(Component data from apps and pages)
______

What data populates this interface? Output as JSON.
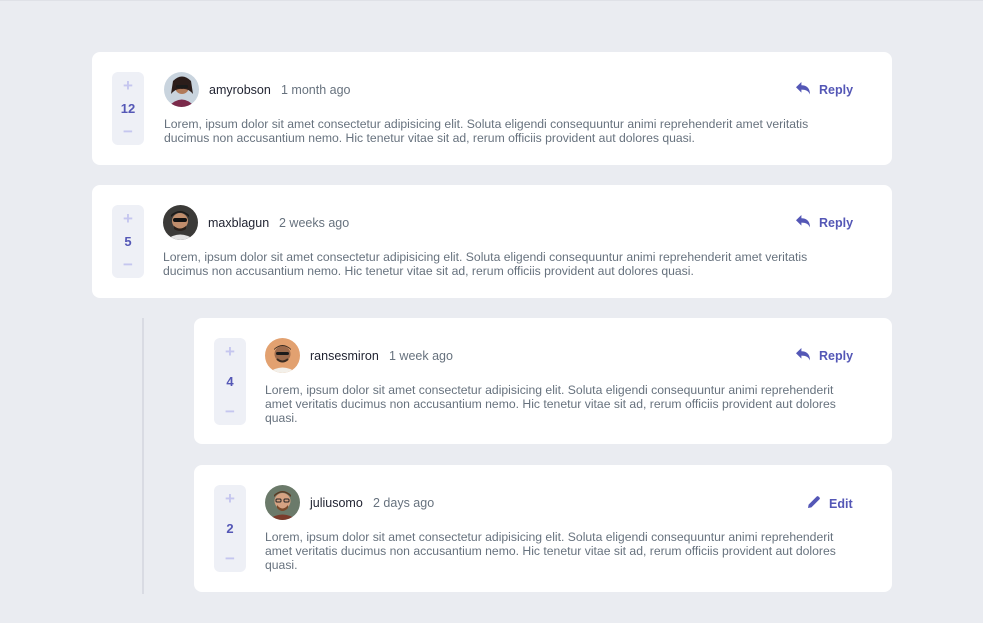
{
  "colors": {
    "background": "#eaecf1",
    "card": "#ffffff",
    "accent": "#5457b6",
    "vote_bg": "#eef0f6",
    "vote_icon": "#c5c6ef",
    "text": "#67727e",
    "username": "#1f2230"
  },
  "comments": [
    {
      "username": "amyrobson",
      "time": "1 month ago",
      "score": "12",
      "action": "Reply",
      "action_icon": "reply-icon",
      "avatar_icon": "avatar-amyrobson",
      "text": "Lorem, ipsum dolor sit amet consectetur adipisicing elit. Soluta eligendi consequuntur animi reprehenderit amet veritatis ducimus non accusantium nemo. Hic tenetur vitae sit ad, rerum officiis provident aut dolores quasi."
    },
    {
      "username": "maxblagun",
      "time": "2 weeks ago",
      "score": "5",
      "action": "Reply",
      "action_icon": "reply-icon",
      "avatar_icon": "avatar-maxblagun",
      "text": "Lorem, ipsum dolor sit amet consectetur adipisicing elit. Soluta eligendi consequuntur animi reprehenderit amet veritatis ducimus non accusantium nemo. Hic tenetur vitae sit ad, rerum officiis provident aut dolores quasi."
    },
    {
      "username": "ransesmiron",
      "time": "1 week ago",
      "score": "4",
      "action": "Reply",
      "action_icon": "reply-icon",
      "avatar_icon": "avatar-ransesmiron",
      "text": "Lorem, ipsum dolor sit amet consectetur adipisicing elit. Soluta eligendi consequuntur animi reprehenderit amet veritatis ducimus non accusantium nemo. Hic tenetur vitae sit ad, rerum officiis provident aut dolores quasi."
    },
    {
      "username": "juliusomo",
      "time": "2 days ago",
      "score": "2",
      "action": "Edit",
      "action_icon": "edit-icon",
      "avatar_icon": "avatar-juliusomo",
      "text": "Lorem, ipsum dolor sit amet consectetur adipisicing elit. Soluta eligendi consequuntur animi reprehenderit amet veritatis ducimus non accusantium nemo. Hic tenetur vitae sit ad, rerum officiis provident aut dolores quasi."
    }
  ],
  "vote": {
    "plus": "+",
    "minus": "−"
  }
}
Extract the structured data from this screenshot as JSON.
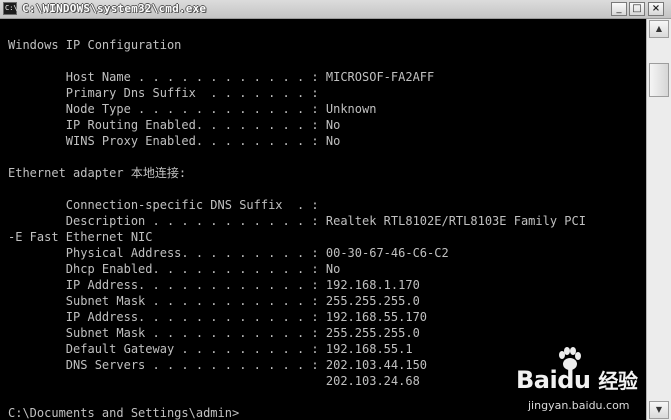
{
  "window": {
    "title": "C:\\WINDOWS\\system32\\cmd.exe",
    "icon": "console-icon",
    "buttons": {
      "minimize": "_",
      "maximize": "□",
      "close": "×"
    }
  },
  "console": {
    "lines": [
      {
        "text": "Windows IP Configuration"
      },
      {
        "text": "        Host Name . . . . . . . . . . . . : MICROSOF-FA2AFF"
      },
      {
        "text": "        Primary Dns Suffix  . . . . . . . :"
      },
      {
        "text": "        Node Type . . . . . . . . . . . . : Unknown"
      },
      {
        "text": "        IP Routing Enabled. . . . . . . . : No"
      },
      {
        "text": "        WINS Proxy Enabled. . . . . . . . : No"
      },
      {
        "text": "Ethernet adapter 本地连接:"
      },
      {
        "text": "        Connection-specific DNS Suffix  . :"
      },
      {
        "text": "        Description . . . . . . . . . . . : Realtek RTL8102E/RTL8103E Family PCI"
      },
      {
        "text": "-E Fast Ethernet NIC"
      },
      {
        "text": "        Physical Address. . . . . . . . . : 00-30-67-46-C6-C2"
      },
      {
        "text": "        Dhcp Enabled. . . . . . . . . . . : No"
      },
      {
        "text": "        IP Address. . . . . . . . . . . . : 192.168.1.170"
      },
      {
        "text": "        Subnet Mask . . . . . . . . . . . : 255.255.255.0"
      },
      {
        "text": "        IP Address. . . . . . . . . . . . : 192.168.55.170"
      },
      {
        "text": "        Subnet Mask . . . . . . . . . . . : 255.255.255.0"
      },
      {
        "text": "        Default Gateway . . . . . . . . . : 192.168.55.1"
      },
      {
        "text": "        DNS Servers . . . . . . . . . . . : 202.103.44.150"
      },
      {
        "text": "                                            202.103.24.68"
      },
      {
        "text": "C:\\Documents and Settings\\admin>"
      }
    ]
  },
  "scrollbar": {
    "up": "▲",
    "down": "▼"
  },
  "watermark": {
    "brand": "Bai",
    "brand2": "du",
    "product": "经验",
    "url": "jingyan.baidu.com"
  }
}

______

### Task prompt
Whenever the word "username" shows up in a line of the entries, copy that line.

### Answer to the exercise
    "username": "#1f2230"
      "username": "amyrobson",
      "username": "maxblagun",
      "username": "ransesmiron",
      "username": "juliusomo",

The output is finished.